House Bill 771 proposes a 3-year-long increase to the state’s liquor tax, which currently imposes a nearly $6 tax per gallon on distilled spirits and a nearly $1 tax on nondraft beer.
While the bill does not yet specify precisely how much the tax surcharge should be, it projects a 10 cent surcharge would generate $62.7 million in revenue for the state.
Ryan Kadota, owner of Kadota Liquor in Hilo, hadn’t heard about the bill before Wednesday, but said selling alcohol is already a difficult business in Hawaii thanks to high transport costs and taxes.
“Every year, we see cost increases from the distributors because of shipping costs going up and things like that,” Kadota said. “We already pay for a lot of regulatory things, too.”
Kadota said a 10 cent increase on alcohol would probably not hurt his business too much.
“Ten cents — it depends on the product,” Kadota said. “If you’re buying alcohol, I don’t think people are going to be too upset. If it was milk or fuel or something like that, I think people would start to get mad, but I think people are more flexible when it comes to buying alcohol.”
According to the text of the bill, a person who “excessively consumes alcohol” would pay an additional $27 per year if the surcharge were imposed, while a nonexcessive drinker would pay less than $5.

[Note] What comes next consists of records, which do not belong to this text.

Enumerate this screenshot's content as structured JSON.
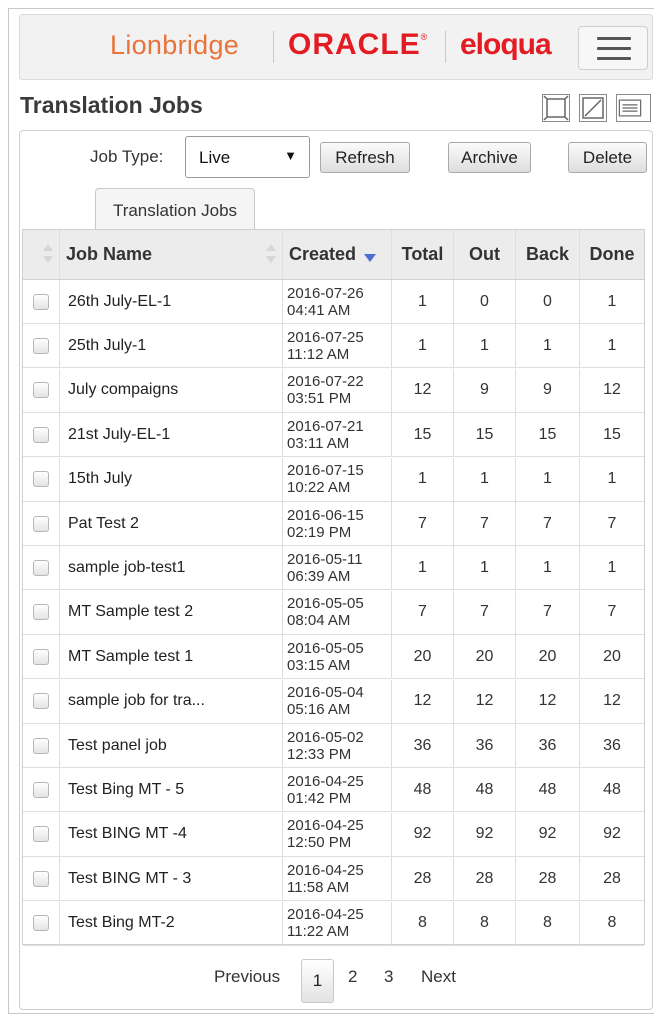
{
  "brand": {
    "lionbridge": "Lionbridge",
    "oracle": "ORACLE",
    "oracle_mark": "®",
    "eloqua": "eloqua",
    "lionbridge_color": "#e8743b",
    "oracle_color": "#e31b23"
  },
  "page": {
    "title": "Translation Jobs"
  },
  "toolbar": {
    "job_type_label": "Job Type:",
    "job_type_value": "Live",
    "refresh_label": "Refresh",
    "archive_label": "Archive",
    "delete_label": "Delete"
  },
  "tab": {
    "label": "Translation Jobs"
  },
  "table": {
    "headers": {
      "job_name": "Job Name",
      "created": "Created",
      "total": "Total",
      "out": "Out",
      "back": "Back",
      "done": "Done"
    },
    "rows": [
      {
        "name": "26th July-EL-1",
        "date": "2016-07-26",
        "time": "04:41 AM",
        "total": "1",
        "out": "0",
        "back": "0",
        "done": "1"
      },
      {
        "name": "25th July-1",
        "date": "2016-07-25",
        "time": "11:12 AM",
        "total": "1",
        "out": "1",
        "back": "1",
        "done": "1"
      },
      {
        "name": "July compaigns",
        "date": "2016-07-22",
        "time": "03:51 PM",
        "total": "12",
        "out": "9",
        "back": "9",
        "done": "12"
      },
      {
        "name": "21st July-EL-1",
        "date": "2016-07-21",
        "time": "03:11 AM",
        "total": "15",
        "out": "15",
        "back": "15",
        "done": "15"
      },
      {
        "name": "15th July",
        "date": "2016-07-15",
        "time": "10:22 AM",
        "total": "1",
        "out": "1",
        "back": "1",
        "done": "1"
      },
      {
        "name": "Pat Test 2",
        "date": "2016-06-15",
        "time": "02:19 PM",
        "total": "7",
        "out": "7",
        "back": "7",
        "done": "7"
      },
      {
        "name": "sample job-test1",
        "date": "2016-05-11",
        "time": "06:39 AM",
        "total": "1",
        "out": "1",
        "back": "1",
        "done": "1"
      },
      {
        "name": "MT Sample test 2",
        "date": "2016-05-05",
        "time": "08:04 AM",
        "total": "7",
        "out": "7",
        "back": "7",
        "done": "7"
      },
      {
        "name": "MT Sample test 1",
        "date": "2016-05-05",
        "time": "03:15 AM",
        "total": "20",
        "out": "20",
        "back": "20",
        "done": "20"
      },
      {
        "name": "sample job for tra...",
        "date": "2016-05-04",
        "time": "05:16 AM",
        "total": "12",
        "out": "12",
        "back": "12",
        "done": "12"
      },
      {
        "name": "Test panel job",
        "date": "2016-05-02",
        "time": "12:33 PM",
        "total": "36",
        "out": "36",
        "back": "36",
        "done": "36"
      },
      {
        "name": "Test Bing MT - 5",
        "date": "2016-04-25",
        "time": "01:42 PM",
        "total": "48",
        "out": "48",
        "back": "48",
        "done": "48"
      },
      {
        "name": "Test BING MT -4",
        "date": "2016-04-25",
        "time": "12:50 PM",
        "total": "92",
        "out": "92",
        "back": "92",
        "done": "92"
      },
      {
        "name": "Test BING MT - 3",
        "date": "2016-04-25",
        "time": "11:58 AM",
        "total": "28",
        "out": "28",
        "back": "28",
        "done": "28"
      },
      {
        "name": "Test Bing MT-2",
        "date": "2016-04-25",
        "time": "11:22 AM",
        "total": "8",
        "out": "8",
        "back": "8",
        "done": "8"
      }
    ]
  },
  "pagination": {
    "previous": "Previous",
    "current": "1",
    "pages": [
      "2",
      "3"
    ],
    "next": "Next"
  }
}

“Individuals who abstain from alcohol would pay nothing,” the bill helpfully adds.
A preface to the bill comments about the negative health and social impacts associated with excessive drinking, including increasing the risk of chronic diseases, dangerous accidents or violence. The bill says “excessive alcohol use shortened the lives of those who died in Hawaii by an average of 27.2 years.”

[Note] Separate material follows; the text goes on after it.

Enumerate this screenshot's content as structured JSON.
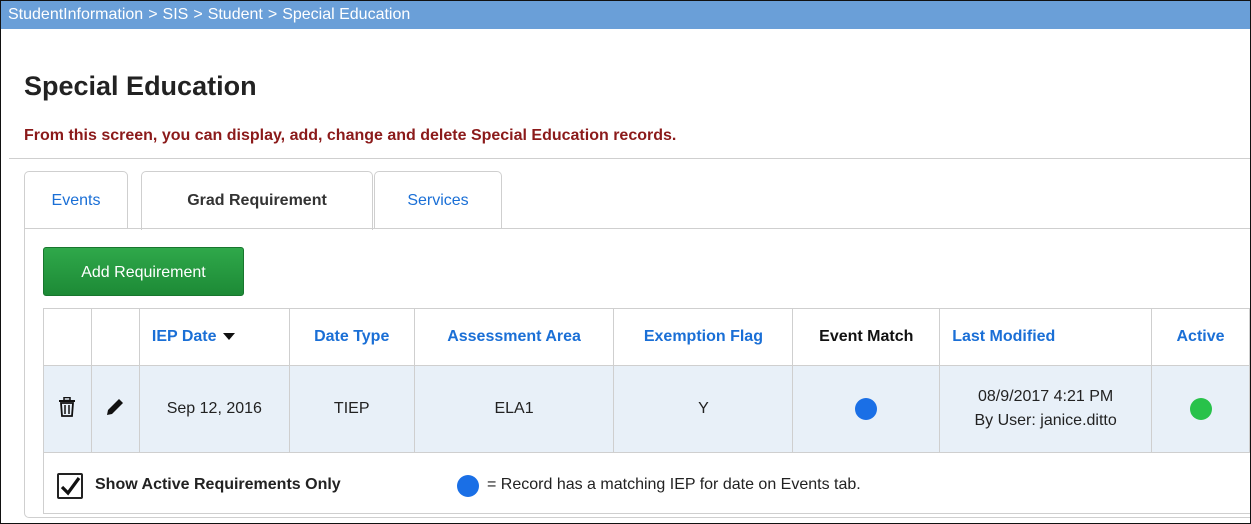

“Yeah, that’s always been a fair assessment, but there are still a lot of responsible adults who are able to consume alcohol responsibly,” Kadota said.
He added that he thinks a tax surcharge might go down smoother with consumers if a portion of the proceeds went into funds that would help support people recovering from alcoholism.
However, the bill currently stipulates that the funds would simply go into the state’s general fund. Hawaii currently faces a $1.8 billion budget shortfall thanks to the COVID-19 pandemic.
Email Michael Brestovansky at firstname.lastname@example.org.